The announcement came in March, and was typically madcap. “I think it’s important for you to know that Lucky Peach loves you and REALLY values the time you’ve spent together.” That was Peter Meehan in a March 15 blog post on the magazine’s website. After a 200-page retrospective later in the year, Meehan wrote, the team would be shutting up shop. The news was a shock. Subscriptions were up 20 per cent in 2016; a fourth cookbook, part of a deal
that had attracted a seven-figure advance, was due out the next month. When I asked him the obvious question – why stop now? – you could practically see Meehan shrug dejectedly over the phone: “Dave decided to end the business,” he said. “The structure of the company was such that he could unilaterally decide.”
That Meehan’s announcement was framed as a speech delivered by parents announcing their divorce to their children was fitting. The magazine had always provoked strong, emotional reactions, and, as with any family, those emotions weren’t always positive.

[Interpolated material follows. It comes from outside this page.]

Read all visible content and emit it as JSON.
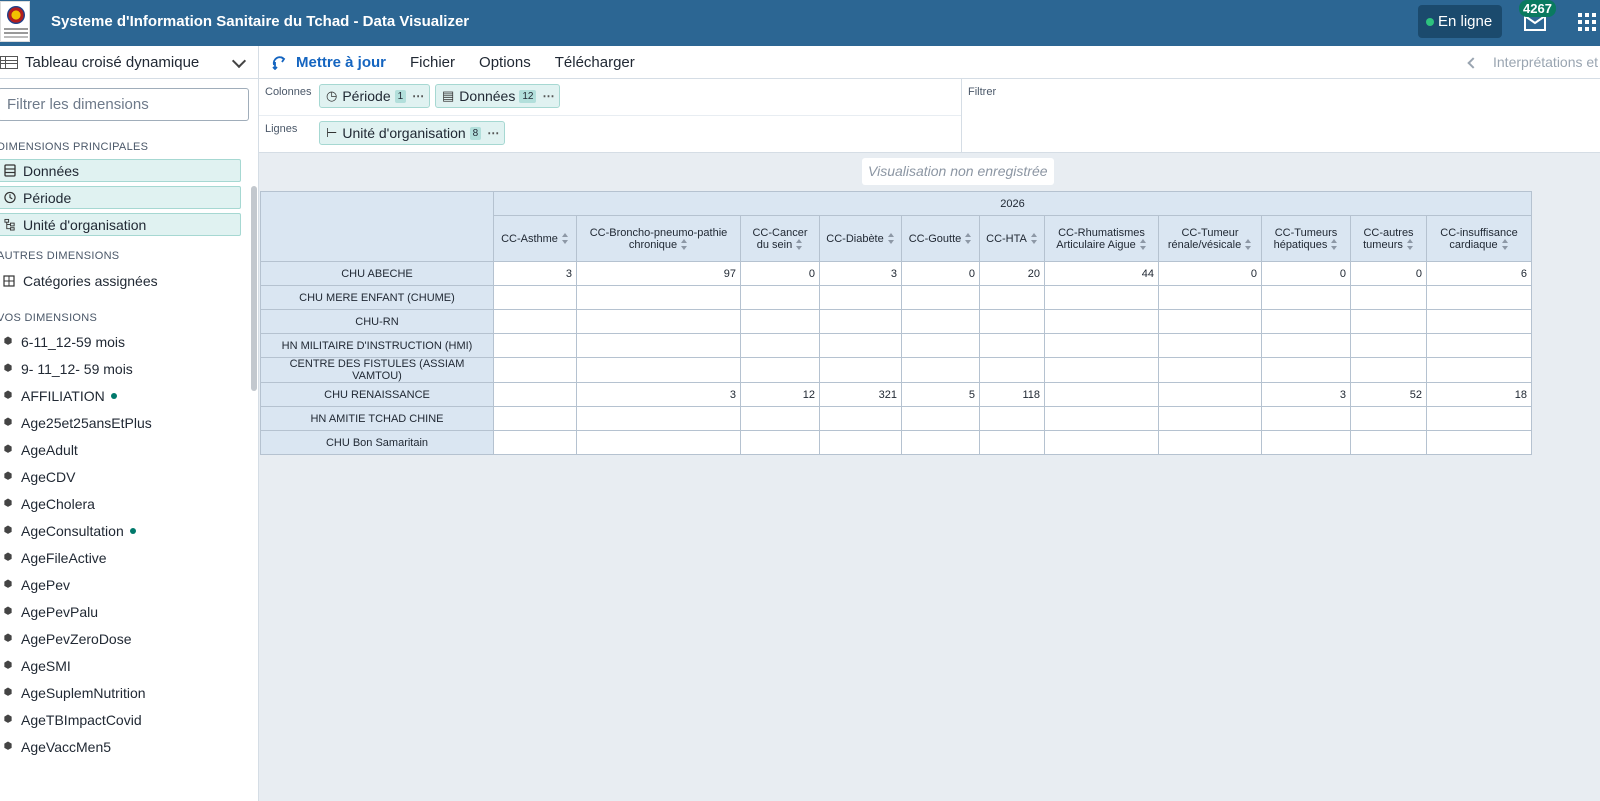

“You cannot talk about Lucky Peach without talking about the rise of bro culture in the food world,” says Kitty Greenwald, a New York-based food writer and recipe developer. Greenwald is, full disclosure, my sister-in-law. But she was the only person in the industry I could find who was willing to speak on the record about the magazine’s role in deifying male chefs.
She mentions an infamous David Chang sound-bite from 2009 when he complained that “fuckin’ every restaurant in San Francisco is just serving figs on a plate”. (Chang, who did not respond to a request for an interview for this feature, has said that “Fig-gate” was blown out of proportion.) That was a couple of years before Lucky Peach even began, but it’s also consistent with the magazine’s sensibility. Chang seemed to be echoing a criticism of Bay Area icon Alice Waters by Anthony Bourdain, who had said that Waters was overly precious about organic food, as well as the purity of its preparation. Two camps were emerging, and they happened to be divided by gender. There were figs on a plate, or there was Wylie Dufresne in Lucky Peach suggesting you add non-fat milk powder and kombu to a burger patty.
In a round-up of responses to the magazine’s closure on Eater, only one of the 17 food-world personalities broached the issue of sexism and Lucky
Peach. “It was the voice of a new foodie generation, a gonzo-gone-gonzo voice… of a presumably male generation,” said writer Charlotte Druckman. “That, of course, is another way of saying that there was some deeply BRO-DUDE shit – a swinging-dick of a publication.” A less-than-convinced comment on
The New York Times article about the magazine’s demise sums up the case for the prosecution: “All the articles [were] about repetitive and boring topics (sriratcha [sic] sauce, umami, kewpie [sic] mayo, ramen).”
Meehan disputes this position, saying “if anything, we tried to make the conversation around food more inclusive and more expansive.” (He also admits to a conscious course correction in later years to include more women and people of colour in the contributor line-up.)
After the macho excess of the past few years, perhaps the closure of Lucky Peach was simply the end point of a pendulum swing in the food world. Ying, who is now a restaurant reviewer at the San
Francisco Chronicle, might even agree.
I ask him towards the end of our conversation how Lucky Peach changed over time. He says at first he was excited to play around with recipe formats. “We ran a lot of recipes that were not very home-cook-friendly to make a point, or to show something historic, or to celebrate an idea, but I did less of that over time.” What happened?
Time, it turns out. “I started in my late twenties, and then I was in my early thirties, putting food on the table, and suddenly useful and practical recipes had so much more value for me.” He pauses. “I guess I just realised that it’s a real service to people to help them make dinner.” Amelia Lester was the editor of The New Yorker’s food issue from 2013-2015. ●